The work will also explore the way that Elsa embraced progressive agendas and I will focus on what I believe was support for scientist Nikola Tesla. The pair were fellow migrants living in New York between the two wars who both had their work stolen. Also, Elsa’s possible murder in France in 1924 that has until my research been interpreted as suicide, which is now being investigated by others.

Progress to date
We are recreating Elsa  in costumes and poses inspired by Elsa’s photographs, as well as to set her in scenes with her making her costumes for dérives, and selected sculptures, paintings and poems. For example, I will recreate and film my installation of Elsa’s last painting Forgotten Like this Parapluice am I by You – Faithless Bernice! 

Forgotten Like this Parapluice am I by You – Faithless Bernice! 1924
Elsa is pointing to the structural forces and historical events that were preventing her from building a career. My example installation for filming, exhibited in 2016.

Artworks dealing with the work of Nikola Tesla

Elsa’s work is exemplary in the way that it shows how she refused to allow conventional thinking and hegemonic processes to prevent her from understanding and presenting the work of fellow migrant Serbian-American Nikola Tesla (1856-1943). Elsa produced artistic outcomes to engage with Tesla’s firm beliefs in universal rights to access and participation using green energy, and the dangers of burning fossil fuels to generate electricity. Contemporary artists continue to embrace the still under-implemented ideas of Tesla, Indigenous cultures, and more recent scientists, by providing access points for participants and viewers to develop an understanding of the ways in which hegemony and allodoxia interconnect as conflicted interest, corruption, climate denialism and deliberate poor policy implementation. Most of these impacts point to the diminished and de-valued role of the scientific field in policy-making processes and artists rally against this more specifically and directly by making art that supports and circulates information about best-practice green technology and sustainable innovation – some will be provided.

Limbswish, 1918

French painter Francis Picabia (1879 – 1953) illustrated the cover of the periodical Dadaphone in Paris 1920, and it can be interpreted as showing the narrow and patriarchal art establishment views of the time in relation to Elsa’s creative interpretation of Tesla’s invention, Elsa herself and possibly also Tesla’s invention.
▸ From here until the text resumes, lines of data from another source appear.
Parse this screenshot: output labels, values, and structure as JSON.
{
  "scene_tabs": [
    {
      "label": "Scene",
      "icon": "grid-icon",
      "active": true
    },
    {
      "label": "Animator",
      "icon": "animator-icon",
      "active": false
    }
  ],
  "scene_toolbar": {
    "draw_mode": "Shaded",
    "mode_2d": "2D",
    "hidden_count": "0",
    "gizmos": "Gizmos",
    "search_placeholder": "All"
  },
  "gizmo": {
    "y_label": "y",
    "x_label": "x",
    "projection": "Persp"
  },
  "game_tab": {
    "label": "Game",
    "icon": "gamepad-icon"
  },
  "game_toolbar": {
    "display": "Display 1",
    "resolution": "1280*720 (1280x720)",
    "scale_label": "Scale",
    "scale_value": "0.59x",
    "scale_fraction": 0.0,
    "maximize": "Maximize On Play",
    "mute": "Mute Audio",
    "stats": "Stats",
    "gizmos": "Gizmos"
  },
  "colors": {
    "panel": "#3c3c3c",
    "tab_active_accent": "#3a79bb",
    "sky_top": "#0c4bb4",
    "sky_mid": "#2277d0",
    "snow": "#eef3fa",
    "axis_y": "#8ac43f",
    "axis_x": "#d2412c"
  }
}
The translated text of the illustration states: “hands in canonical droppings, the flesh that has drunk too much is a Neapolitan beef, the lady’s drawbridge” with the centre text split within the design stating “refresh his bed”. My version of Elsa’s work Limbswish was filmed with the working Tesla coil at the University of Wollongong in February 2022.
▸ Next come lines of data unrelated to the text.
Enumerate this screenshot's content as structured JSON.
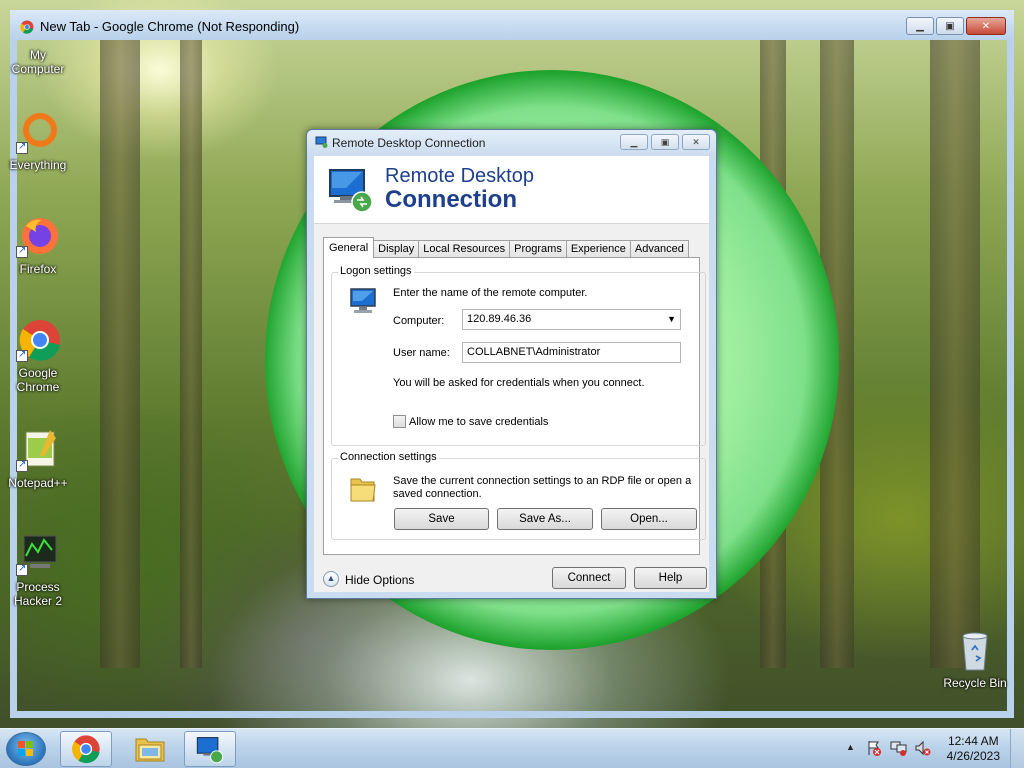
{
  "chrome_window": {
    "title": "New Tab - Google Chrome (Not Responding)"
  },
  "desktop_icons": [
    {
      "label": "My Computer"
    },
    {
      "label": "Everything"
    },
    {
      "label": "Firefox"
    },
    {
      "label": "Google Chrome"
    },
    {
      "label": "Notepad++"
    },
    {
      "label": "Process Hacker 2"
    },
    {
      "label": "Recycle Bin"
    }
  ],
  "rdp": {
    "window_title": "Remote Desktop Connection",
    "banner_line1": "Remote Desktop",
    "banner_line2": "Connection",
    "tabs": [
      "General",
      "Display",
      "Local Resources",
      "Programs",
      "Experience",
      "Advanced"
    ],
    "active_tab": "General",
    "logon": {
      "group_label": "Logon settings",
      "instruction": "Enter the name of the remote computer.",
      "computer_label": "Computer:",
      "computer_value": "120.89.46.36",
      "username_label": "User name:",
      "username_value": "COLLABNET\\Administrator",
      "credentials_note": "You will be asked for credentials when you connect.",
      "save_credentials_label": "Allow me to save credentials",
      "save_credentials_checked": false
    },
    "connection": {
      "group_label": "Connection settings",
      "description_line1": "Save the current connection settings to an RDP file or open a",
      "description_line2": "saved connection.",
      "save_label": "Save",
      "save_as_label": "Save As...",
      "open_label": "Open..."
    },
    "footer": {
      "hide_options_label": "Hide Options",
      "connect_label": "Connect",
      "help_label": "Help"
    }
  },
  "taskbar": {
    "clock_time": "12:44 AM",
    "clock_date": "4/26/2023",
    "items": [
      "start-orb",
      "chrome-icon",
      "explorer-icon",
      "remote-desktop-icon"
    ]
  }
}
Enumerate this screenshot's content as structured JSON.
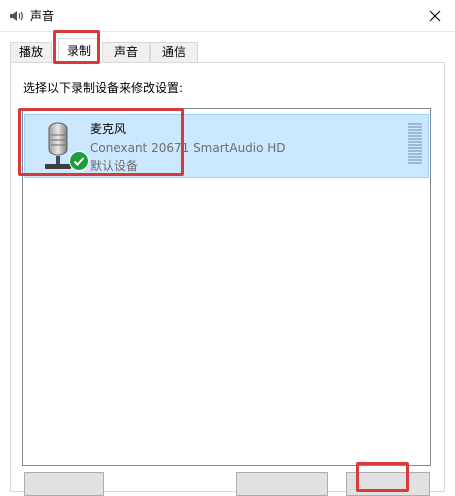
{
  "window": {
    "title": "声音",
    "title_icon": "speaker-icon",
    "close_icon": "close-icon"
  },
  "tabs": [
    {
      "label": "播放",
      "active": false
    },
    {
      "label": "录制",
      "active": true
    },
    {
      "label": "声音",
      "active": false
    },
    {
      "label": "通信",
      "active": false
    }
  ],
  "instruction": "选择以下录制设备来修改设置:",
  "devices": [
    {
      "name": "麦克风",
      "driver": "Conexant 20671 SmartAudio HD",
      "status": "默认设备",
      "icon": "microphone-icon",
      "badge_icon": "checkmark-icon",
      "selected": true
    }
  ],
  "colors": {
    "highlight_annotation": "#d63a3a",
    "selection_background": "#cce8ff",
    "check_badge": "#1e9e3b"
  }
}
Portrait Elsa (1921), and another ‘Nikola Tesla and an ‘unknown woman’.

Earring and object, 1918 and Wardenclyffe

 

 

 

 

 

Matter Level Perspective, 1924-26

In “Matter Level Perspective,” Elsa uses sketches that resemble an early Cathode X-Ray tube. The poem begins with “matter” from the “Matter Level Perspective” and continues through the coils or “spiral” of “life” and “art” before coming together as “spirit” and “craft,” but then the break down of these essential elements into their particle and electromagnetic state is the result of the poems movement through the “cathedral,” which functions as a play on the word “cathode” and as a comment on the affect of institutions. At the end of the poem, we find the word “immured” trapped and contained in a “circle container” as waves that are still embodied within the circle, but are disembodied from their original “perspective” or form and in danger of being released and therefore disintegrated into the world. (In part from the University of Maryland Digital Library Collection)
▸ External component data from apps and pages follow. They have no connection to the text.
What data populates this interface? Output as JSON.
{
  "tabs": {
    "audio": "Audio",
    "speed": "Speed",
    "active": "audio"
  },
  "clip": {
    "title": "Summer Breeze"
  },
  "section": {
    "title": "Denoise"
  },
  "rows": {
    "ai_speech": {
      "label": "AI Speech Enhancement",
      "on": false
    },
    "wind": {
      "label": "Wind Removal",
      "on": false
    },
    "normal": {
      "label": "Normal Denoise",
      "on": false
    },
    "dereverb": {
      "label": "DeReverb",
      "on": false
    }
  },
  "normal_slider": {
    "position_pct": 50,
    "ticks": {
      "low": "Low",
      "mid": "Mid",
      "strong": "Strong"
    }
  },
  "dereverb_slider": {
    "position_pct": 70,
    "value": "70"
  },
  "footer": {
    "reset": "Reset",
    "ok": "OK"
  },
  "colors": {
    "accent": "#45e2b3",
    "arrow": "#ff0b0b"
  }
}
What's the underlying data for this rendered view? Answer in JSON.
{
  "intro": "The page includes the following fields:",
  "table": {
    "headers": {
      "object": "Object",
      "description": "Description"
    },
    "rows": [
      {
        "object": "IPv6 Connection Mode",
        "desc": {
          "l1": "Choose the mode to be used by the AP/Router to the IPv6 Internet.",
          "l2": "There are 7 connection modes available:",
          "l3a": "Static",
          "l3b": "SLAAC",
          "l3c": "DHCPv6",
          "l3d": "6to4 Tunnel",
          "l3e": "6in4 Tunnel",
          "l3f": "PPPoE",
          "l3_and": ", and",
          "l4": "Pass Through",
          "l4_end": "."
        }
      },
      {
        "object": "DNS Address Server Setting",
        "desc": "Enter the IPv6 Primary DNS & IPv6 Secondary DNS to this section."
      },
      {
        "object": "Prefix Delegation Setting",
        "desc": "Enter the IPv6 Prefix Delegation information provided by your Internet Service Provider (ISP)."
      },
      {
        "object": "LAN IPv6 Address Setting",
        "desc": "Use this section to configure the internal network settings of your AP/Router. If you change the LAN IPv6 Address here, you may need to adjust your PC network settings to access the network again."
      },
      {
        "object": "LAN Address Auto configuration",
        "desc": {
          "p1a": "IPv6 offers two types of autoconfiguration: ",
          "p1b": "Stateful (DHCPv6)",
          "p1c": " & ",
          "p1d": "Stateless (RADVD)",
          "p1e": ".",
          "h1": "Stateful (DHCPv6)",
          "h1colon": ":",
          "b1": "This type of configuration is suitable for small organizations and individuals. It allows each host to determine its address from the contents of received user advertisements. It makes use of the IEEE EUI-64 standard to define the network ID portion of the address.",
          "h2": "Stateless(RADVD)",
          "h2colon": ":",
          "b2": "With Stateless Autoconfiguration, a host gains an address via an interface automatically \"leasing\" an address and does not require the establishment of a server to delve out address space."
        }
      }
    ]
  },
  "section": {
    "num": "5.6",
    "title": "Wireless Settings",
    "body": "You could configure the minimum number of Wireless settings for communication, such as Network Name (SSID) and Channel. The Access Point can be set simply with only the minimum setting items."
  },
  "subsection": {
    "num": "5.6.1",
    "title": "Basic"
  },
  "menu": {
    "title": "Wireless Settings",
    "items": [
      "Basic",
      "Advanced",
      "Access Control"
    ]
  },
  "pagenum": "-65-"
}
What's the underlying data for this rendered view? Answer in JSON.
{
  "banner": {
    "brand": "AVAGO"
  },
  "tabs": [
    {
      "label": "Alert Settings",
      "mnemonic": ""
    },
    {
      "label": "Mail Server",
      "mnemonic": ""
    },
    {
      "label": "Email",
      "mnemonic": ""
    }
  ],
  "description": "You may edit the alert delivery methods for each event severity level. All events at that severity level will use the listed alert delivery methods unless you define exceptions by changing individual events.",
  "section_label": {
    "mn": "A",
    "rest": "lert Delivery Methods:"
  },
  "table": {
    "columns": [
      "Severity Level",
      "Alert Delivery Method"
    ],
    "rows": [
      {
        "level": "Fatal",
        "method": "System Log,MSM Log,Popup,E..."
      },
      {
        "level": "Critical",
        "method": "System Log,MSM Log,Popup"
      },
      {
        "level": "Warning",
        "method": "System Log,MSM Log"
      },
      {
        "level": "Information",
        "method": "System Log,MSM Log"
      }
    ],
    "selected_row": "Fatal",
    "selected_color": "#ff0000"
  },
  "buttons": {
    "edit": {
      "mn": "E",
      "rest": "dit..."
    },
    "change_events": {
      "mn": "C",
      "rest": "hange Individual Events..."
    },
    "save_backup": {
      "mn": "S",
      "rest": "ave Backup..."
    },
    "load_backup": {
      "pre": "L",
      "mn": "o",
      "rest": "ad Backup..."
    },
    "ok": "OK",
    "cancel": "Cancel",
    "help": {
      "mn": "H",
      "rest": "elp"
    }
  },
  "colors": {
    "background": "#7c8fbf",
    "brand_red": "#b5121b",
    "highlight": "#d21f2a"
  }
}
Cathedral, 1918
The television series the Tesla Files, puts forward information regarding Tesla’s period in the New Yorker that may connect to Elsa’s consideration of entrapment.  This includes the idea that he lived within this large-scale science project laboratory to progress his scientific endeavours and used pigeons to work around the constraints of the of the government body that later became the CIA. Elsa’s poem Matter Level Perspective uses the word cathedral to capture the notion of institution as well as the New Yorker as shown below in this sculpture.